Seven retired military officers were sentenced to life in prison for rights abuses committed during the 1976 to 1983 military dictatorship, officials said on Saturday. The seven were found guilty of kidnapping, torture and homicide in the case of 69 people who were held at navy bases in the city of Mar del Plata, 400km south of Buenos Aires. The case was brought by relatives of victims and rights groups, including the Grandmothers of the Plaza de Mayo. Sixteen people were originally indicted, but two died before the trial could end and a third was absolved for health reasons, the Center of Judicial Information, an office attached to the Supreme Court, said in a statement. About 30,000 people were kidnapped, tortured and killed in what became known as the nation’s “dirty war,” according to rights groups. A blanket pardon for crimes committed during the dictatorship was overturned in 2003, paving the way for scores of lawsuits.
Man held over cruise death
A California man has been arrested in southwest Florida on an outstanding murder warrant in the death of his ex-wife, who went overboard from an Italian cruise ship seven years ago. Lonnie Kocontes, 55, was taken into custody on Friday night by federal marshals and booked into the Pasco County Jail, where he was being held without bail, authorities said. He was charged with one count of special circumstances murder for financial gain, Orange County District Attorney’s office spokeswoman Farrah Emami said. Kocontes’ ex-wife, Micki Kanesaki, plunged into the Mediterranean on May 26, 2006, off the Island Escape, which was sailing between Sicily and Naples, according to the FBI. Her body washed ashore the next day in Calabria, Italy. Kanesaki, 52, was sharing a cabin with Kocontes, her ex-husband.
Conviction thrown out

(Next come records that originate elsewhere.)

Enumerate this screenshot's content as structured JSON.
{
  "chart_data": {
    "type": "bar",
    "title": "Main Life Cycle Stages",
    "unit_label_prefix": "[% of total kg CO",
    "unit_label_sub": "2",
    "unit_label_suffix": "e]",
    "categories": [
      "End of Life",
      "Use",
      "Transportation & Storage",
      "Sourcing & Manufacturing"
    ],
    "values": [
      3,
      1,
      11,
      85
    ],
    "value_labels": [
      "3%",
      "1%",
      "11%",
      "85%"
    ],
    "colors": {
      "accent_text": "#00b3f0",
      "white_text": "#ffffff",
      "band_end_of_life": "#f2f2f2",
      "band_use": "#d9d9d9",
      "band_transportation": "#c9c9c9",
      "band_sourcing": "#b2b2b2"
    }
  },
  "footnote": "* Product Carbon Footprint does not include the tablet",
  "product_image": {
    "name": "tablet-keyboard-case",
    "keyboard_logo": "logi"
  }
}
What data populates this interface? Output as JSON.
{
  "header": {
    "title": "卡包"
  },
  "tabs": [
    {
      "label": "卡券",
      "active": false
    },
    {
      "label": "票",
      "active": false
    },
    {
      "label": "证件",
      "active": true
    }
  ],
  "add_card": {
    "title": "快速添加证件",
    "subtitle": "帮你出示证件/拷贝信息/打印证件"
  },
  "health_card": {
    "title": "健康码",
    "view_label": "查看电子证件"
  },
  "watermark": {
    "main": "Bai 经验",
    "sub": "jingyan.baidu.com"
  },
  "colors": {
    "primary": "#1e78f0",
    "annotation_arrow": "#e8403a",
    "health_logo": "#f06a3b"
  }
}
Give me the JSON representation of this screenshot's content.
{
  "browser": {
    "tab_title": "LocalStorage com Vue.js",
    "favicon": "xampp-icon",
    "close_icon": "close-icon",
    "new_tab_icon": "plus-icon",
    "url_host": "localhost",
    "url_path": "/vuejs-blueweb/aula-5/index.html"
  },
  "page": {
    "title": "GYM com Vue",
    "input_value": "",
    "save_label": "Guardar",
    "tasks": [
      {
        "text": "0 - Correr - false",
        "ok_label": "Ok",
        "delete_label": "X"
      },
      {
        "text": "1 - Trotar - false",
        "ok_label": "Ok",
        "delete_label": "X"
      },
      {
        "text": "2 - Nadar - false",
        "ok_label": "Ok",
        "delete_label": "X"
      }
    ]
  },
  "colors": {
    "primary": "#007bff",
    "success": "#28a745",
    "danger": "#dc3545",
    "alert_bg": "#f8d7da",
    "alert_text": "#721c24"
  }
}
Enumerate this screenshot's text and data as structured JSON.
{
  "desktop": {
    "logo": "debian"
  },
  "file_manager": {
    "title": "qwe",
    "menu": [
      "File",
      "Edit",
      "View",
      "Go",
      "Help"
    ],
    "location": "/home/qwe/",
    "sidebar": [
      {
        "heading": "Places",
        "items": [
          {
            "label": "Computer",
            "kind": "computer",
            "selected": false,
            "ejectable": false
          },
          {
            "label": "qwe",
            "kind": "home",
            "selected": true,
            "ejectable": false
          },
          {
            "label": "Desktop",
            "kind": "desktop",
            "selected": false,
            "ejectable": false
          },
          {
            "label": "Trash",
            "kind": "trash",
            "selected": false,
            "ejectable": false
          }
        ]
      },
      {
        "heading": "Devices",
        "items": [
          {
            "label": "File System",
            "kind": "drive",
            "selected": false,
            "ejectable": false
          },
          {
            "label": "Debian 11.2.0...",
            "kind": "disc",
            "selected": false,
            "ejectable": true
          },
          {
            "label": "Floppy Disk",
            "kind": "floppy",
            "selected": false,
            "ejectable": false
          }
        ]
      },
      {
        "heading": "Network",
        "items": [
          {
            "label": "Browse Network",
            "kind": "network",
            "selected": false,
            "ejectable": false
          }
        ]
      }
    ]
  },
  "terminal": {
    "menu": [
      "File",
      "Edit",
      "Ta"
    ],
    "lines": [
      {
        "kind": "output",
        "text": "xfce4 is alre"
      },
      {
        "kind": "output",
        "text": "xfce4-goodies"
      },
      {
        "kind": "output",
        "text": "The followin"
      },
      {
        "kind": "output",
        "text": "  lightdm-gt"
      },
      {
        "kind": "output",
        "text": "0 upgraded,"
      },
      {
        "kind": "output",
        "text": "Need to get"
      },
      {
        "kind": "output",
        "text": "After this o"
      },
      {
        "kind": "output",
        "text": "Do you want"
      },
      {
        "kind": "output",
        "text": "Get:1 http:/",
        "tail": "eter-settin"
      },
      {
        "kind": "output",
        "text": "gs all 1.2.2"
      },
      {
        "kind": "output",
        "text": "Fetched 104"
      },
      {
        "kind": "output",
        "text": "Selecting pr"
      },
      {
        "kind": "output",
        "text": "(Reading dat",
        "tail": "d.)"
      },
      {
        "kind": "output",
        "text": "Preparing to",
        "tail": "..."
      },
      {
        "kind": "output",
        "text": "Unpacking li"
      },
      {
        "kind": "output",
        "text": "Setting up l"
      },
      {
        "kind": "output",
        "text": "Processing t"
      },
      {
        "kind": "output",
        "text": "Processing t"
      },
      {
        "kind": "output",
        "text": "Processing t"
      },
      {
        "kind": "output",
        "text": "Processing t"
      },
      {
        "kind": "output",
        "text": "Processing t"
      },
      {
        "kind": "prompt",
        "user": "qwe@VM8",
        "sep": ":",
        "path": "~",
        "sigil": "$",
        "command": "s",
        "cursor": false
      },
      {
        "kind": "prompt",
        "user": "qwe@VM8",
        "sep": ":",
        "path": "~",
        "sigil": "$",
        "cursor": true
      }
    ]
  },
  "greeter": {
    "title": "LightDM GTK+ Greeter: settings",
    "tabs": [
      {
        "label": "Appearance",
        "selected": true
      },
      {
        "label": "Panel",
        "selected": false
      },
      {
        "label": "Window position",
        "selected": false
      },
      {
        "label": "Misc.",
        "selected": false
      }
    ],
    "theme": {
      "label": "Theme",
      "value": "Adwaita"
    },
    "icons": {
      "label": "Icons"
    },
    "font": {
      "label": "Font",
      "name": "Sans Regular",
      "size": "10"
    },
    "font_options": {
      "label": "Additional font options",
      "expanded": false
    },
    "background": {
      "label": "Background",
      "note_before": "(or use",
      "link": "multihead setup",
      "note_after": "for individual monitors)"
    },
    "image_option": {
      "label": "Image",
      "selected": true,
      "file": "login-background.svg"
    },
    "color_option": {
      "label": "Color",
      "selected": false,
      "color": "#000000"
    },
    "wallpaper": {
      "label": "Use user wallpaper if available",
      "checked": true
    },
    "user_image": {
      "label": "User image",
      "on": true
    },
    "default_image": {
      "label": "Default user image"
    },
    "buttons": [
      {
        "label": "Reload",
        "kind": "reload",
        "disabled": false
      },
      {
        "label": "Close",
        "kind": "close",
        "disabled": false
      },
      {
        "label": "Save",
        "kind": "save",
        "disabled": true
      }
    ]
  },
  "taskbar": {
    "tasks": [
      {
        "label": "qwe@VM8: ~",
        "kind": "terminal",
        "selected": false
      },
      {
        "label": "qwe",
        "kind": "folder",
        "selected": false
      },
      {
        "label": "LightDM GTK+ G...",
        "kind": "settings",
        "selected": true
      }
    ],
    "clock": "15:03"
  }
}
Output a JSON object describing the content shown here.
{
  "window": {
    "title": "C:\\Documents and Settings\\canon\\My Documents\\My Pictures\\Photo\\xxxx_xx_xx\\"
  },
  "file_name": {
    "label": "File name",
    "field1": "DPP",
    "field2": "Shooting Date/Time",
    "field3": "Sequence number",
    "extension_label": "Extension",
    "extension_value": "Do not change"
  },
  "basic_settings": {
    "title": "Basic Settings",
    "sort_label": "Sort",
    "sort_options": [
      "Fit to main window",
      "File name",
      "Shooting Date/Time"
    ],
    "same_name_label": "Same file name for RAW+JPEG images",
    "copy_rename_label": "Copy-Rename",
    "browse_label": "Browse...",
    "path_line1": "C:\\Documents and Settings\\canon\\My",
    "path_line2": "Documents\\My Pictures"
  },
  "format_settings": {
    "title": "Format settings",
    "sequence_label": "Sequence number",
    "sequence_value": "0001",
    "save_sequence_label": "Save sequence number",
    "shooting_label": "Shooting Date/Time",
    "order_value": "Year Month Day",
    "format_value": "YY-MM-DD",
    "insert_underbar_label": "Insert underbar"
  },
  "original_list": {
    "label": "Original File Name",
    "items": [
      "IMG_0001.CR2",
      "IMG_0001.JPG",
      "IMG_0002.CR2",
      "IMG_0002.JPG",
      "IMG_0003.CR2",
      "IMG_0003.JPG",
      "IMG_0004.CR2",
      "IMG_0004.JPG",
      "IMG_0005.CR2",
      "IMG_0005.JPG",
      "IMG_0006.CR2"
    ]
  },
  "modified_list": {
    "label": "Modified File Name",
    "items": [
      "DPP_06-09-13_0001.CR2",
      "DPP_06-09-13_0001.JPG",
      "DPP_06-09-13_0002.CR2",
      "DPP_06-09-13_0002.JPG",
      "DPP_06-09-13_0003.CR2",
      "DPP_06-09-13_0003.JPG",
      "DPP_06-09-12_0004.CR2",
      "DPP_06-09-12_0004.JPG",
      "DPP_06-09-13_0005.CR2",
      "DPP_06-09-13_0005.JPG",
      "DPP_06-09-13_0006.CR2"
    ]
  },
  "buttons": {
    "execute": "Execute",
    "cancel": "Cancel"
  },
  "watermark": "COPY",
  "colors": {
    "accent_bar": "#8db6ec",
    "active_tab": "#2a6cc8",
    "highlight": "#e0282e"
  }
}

An Alabama appeals court has thrown out the conviction and death sentence of a Vietnamese immigrant tried for killing four children in 2008 by throwing them off a coastal bridge. The Alabama Court of Criminal Appeals ruled on Friday that the trial of Lam Luong should have been moved outside of Mobile County because “publicity surrounding the murders completely saturated” the community. Web site Al.com reported that judges have sent the murder case back to Mobile County Circuit Court. Prosecutors say Luong killed the four children — whose ages ranged from three years to four months — by throwing them off the Dauphin Island bridge one-by-one and into the Mississippi Sound more than 24m below. Three were his children and the fourth was his wife’s from a previous relationship.